"Today, election officials must manage everything from cybersecurity risks posed by foreign adversaries to people who are doubting the outcome of elections, to information technology, legal disputes, political pressures," Orey outlined.

The turnover rate is defined as the percentage of jurisdictions in a state where the chief local election official changed within the prior four years. It has been an issue in California for decades. The turnover rate stood at 41 percent back in 2004. But things got much worse after 2020, when election officials became targets of threats and harassment, often spurred by former President Donald Trump's evidence-free claims about a rigged election.

Orey noted she expects this year's presidential election to go smoothly, because dozens of states, including California, have done a lot to "beef up" the elections workforce.

"Sixty-five percent of local election officials have experience running a presidential election," Orey pointed out. "Where there are new officials, we find that they have an average of eight years of experience in an election office. So all in all, we see that election officials are well-prepared to administer the 2024 presidential election."
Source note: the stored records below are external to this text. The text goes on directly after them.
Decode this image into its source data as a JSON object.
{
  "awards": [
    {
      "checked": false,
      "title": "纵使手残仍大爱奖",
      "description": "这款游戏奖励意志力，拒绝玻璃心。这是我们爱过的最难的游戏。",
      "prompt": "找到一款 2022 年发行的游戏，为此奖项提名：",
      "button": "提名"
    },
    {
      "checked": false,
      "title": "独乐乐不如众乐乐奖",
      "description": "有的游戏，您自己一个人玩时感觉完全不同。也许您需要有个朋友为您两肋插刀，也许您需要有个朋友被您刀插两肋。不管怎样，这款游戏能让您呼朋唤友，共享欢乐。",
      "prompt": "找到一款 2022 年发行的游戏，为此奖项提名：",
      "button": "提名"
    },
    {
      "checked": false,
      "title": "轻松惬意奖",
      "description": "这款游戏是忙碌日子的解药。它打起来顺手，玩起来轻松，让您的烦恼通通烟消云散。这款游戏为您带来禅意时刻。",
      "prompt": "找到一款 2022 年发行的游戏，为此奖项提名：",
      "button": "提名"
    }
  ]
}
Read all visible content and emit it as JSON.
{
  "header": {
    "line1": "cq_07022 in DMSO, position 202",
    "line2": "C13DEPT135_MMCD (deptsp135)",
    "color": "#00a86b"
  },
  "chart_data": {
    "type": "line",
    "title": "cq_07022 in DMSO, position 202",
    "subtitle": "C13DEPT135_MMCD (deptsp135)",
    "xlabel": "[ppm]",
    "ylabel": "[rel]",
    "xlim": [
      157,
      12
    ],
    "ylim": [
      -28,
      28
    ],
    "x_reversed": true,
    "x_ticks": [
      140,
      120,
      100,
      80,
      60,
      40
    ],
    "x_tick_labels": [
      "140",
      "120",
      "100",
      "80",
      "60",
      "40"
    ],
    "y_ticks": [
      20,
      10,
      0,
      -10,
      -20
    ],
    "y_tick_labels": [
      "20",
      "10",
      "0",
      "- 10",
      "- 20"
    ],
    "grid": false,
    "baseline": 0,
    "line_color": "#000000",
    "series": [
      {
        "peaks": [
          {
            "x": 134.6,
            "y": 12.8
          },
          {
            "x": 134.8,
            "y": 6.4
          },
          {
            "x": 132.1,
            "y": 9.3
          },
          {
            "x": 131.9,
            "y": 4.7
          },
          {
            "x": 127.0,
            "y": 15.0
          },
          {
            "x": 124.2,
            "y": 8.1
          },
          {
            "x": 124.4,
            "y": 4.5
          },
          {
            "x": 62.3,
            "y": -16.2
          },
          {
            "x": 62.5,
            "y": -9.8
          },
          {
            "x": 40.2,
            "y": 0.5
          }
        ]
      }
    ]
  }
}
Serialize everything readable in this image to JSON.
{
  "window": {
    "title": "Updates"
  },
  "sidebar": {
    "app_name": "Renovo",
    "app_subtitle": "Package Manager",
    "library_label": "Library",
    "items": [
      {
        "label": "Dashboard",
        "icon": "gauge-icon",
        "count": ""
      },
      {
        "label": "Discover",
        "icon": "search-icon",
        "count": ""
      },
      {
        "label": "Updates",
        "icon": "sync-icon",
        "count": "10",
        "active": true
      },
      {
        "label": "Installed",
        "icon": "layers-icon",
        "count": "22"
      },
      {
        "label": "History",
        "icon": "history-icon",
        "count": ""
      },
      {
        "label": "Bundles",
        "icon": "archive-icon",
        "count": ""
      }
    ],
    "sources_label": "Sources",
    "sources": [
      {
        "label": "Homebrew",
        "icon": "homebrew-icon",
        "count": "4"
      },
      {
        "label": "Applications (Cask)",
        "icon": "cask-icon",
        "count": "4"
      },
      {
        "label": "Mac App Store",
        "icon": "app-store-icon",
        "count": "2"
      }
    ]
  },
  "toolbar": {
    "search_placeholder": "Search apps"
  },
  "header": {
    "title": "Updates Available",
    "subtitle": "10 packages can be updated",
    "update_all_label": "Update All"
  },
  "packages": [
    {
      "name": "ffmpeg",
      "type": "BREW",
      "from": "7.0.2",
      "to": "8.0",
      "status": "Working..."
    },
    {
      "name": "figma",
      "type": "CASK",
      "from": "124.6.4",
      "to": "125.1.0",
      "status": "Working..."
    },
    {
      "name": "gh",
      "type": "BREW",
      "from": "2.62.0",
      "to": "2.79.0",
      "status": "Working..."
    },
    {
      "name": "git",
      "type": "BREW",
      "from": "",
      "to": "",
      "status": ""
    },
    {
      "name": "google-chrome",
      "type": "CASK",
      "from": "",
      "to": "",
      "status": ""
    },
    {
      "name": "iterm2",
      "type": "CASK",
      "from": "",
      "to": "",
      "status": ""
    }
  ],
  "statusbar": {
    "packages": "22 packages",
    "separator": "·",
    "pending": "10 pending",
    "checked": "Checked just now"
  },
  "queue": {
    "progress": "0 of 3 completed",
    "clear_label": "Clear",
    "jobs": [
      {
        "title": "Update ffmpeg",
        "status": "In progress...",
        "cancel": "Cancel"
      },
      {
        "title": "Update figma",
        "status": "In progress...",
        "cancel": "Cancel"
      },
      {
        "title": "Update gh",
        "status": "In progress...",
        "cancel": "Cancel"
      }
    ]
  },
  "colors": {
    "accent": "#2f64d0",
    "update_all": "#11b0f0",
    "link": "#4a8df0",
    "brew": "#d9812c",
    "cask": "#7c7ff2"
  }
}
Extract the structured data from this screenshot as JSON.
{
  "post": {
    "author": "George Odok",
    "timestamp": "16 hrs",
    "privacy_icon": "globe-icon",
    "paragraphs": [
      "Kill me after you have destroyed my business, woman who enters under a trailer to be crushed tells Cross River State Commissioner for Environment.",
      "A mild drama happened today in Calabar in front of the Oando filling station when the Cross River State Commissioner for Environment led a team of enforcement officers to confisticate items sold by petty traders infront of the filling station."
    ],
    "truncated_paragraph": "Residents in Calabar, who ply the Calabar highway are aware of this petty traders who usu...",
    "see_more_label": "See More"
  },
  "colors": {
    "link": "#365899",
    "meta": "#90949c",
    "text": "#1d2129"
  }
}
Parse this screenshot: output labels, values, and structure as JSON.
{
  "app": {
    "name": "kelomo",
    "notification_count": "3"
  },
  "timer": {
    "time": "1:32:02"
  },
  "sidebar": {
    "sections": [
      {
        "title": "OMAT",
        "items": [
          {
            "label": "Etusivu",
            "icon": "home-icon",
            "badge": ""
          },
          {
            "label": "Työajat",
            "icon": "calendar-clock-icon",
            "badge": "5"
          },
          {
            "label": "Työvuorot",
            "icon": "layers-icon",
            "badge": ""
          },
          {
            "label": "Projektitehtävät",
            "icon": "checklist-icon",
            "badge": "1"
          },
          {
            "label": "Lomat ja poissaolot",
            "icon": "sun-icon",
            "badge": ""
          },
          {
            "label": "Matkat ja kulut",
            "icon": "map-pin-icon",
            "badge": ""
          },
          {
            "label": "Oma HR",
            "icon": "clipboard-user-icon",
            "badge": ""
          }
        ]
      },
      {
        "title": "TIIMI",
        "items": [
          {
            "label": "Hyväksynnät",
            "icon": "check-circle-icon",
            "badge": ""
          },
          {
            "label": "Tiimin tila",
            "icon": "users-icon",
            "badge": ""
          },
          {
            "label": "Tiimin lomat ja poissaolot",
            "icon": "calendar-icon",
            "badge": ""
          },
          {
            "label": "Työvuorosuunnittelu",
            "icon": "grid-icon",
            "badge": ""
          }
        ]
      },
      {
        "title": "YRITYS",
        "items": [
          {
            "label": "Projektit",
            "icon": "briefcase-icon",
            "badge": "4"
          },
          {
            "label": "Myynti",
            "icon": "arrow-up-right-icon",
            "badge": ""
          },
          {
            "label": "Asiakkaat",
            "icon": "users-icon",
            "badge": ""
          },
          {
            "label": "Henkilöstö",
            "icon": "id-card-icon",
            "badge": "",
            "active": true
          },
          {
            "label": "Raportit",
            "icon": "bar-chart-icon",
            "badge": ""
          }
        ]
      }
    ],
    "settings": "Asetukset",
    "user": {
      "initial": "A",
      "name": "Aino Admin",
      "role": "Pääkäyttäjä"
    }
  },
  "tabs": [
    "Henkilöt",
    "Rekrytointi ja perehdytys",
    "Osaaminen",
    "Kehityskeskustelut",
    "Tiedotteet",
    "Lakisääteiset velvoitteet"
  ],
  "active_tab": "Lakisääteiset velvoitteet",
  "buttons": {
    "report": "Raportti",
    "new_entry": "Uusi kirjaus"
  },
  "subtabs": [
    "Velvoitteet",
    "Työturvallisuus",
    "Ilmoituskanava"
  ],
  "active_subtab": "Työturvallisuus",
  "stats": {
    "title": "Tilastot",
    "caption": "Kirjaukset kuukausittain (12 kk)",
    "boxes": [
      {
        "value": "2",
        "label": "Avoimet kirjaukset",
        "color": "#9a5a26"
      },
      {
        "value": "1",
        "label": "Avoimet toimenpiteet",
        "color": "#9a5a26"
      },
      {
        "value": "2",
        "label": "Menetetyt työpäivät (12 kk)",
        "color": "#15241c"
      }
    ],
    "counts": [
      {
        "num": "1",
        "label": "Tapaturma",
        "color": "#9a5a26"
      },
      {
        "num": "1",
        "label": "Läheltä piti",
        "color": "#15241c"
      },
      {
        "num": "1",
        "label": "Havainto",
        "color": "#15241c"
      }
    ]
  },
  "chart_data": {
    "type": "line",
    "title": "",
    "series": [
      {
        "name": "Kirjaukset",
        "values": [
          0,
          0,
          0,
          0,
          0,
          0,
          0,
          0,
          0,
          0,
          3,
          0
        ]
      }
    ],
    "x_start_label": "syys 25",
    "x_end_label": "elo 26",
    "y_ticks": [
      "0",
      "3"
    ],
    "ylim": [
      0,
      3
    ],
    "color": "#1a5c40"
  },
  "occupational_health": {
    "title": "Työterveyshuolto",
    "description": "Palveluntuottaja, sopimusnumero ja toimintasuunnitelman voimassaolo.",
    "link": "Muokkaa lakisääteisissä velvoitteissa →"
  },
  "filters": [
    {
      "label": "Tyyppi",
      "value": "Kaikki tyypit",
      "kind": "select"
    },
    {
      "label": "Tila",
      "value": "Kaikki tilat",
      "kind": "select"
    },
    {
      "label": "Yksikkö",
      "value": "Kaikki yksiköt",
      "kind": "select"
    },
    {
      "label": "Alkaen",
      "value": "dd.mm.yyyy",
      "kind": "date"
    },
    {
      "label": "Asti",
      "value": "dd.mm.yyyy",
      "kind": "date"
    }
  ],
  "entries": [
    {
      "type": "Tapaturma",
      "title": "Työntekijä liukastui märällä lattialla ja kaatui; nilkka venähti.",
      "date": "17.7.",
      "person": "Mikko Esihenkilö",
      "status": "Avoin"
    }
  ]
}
The report recommended better funding for elections offices, higher salaries and more training in order to attract and retain a highly skilled election workforce.

Support for this reporting was provided by The Carnegie Corporation of New York.